§ Given information
============================================================
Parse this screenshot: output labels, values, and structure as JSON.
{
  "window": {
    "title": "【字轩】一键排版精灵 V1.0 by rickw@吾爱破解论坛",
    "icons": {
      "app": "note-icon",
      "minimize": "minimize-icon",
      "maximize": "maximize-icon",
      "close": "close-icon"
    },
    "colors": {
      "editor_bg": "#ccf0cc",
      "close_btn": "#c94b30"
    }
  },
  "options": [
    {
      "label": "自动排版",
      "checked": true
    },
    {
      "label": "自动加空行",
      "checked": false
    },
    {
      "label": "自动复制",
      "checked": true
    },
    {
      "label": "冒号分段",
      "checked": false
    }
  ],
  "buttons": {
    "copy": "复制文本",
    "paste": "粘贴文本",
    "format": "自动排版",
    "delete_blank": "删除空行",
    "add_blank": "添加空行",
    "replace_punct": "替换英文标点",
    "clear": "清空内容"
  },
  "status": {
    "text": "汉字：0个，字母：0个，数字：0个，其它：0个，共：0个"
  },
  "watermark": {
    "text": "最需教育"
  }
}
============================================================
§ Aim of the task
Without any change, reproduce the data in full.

§ Problem solution
Parse this screenshot: output labels, values, and structure as JSON.
{
  "window": {
    "title": "【字轩】一键排版精灵 V1.0 by rickw@吾爱破解论坛",
    "icons": {
      "app": "note-icon",
      "minimize": "minimize-icon",
      "maximize": "maximize-icon",
      "close": "close-icon"
    },
    "colors": {
      "editor_bg": "#ccf0cc",
      "close_btn": "#c94b30"
    }
  },
  "options": [
    {
      "label": "自动排版",
      "checked": true
    },
    {
      "label": "自动加空行",
      "checked": false
    },
    {
      "label": "自动复制",
      "checked": true
    },
    {
      "label": "冒号分段",
      "checked": false
    }
  ],
  "buttons": {
    "copy": "复制文本",
    "paste": "粘贴文本",
    "format": "自动排版",
    "delete_blank": "删除空行",
    "add_blank": "添加空行",
    "replace_punct": "替换英文标点",
    "clear": "清空内容"
  },
  "status": {
    "text": "汉字：0个，字母：0个，数字：0个，其它：0个，共：0个"
  },
  "watermark": {
    "text": "最需教育"
  }
}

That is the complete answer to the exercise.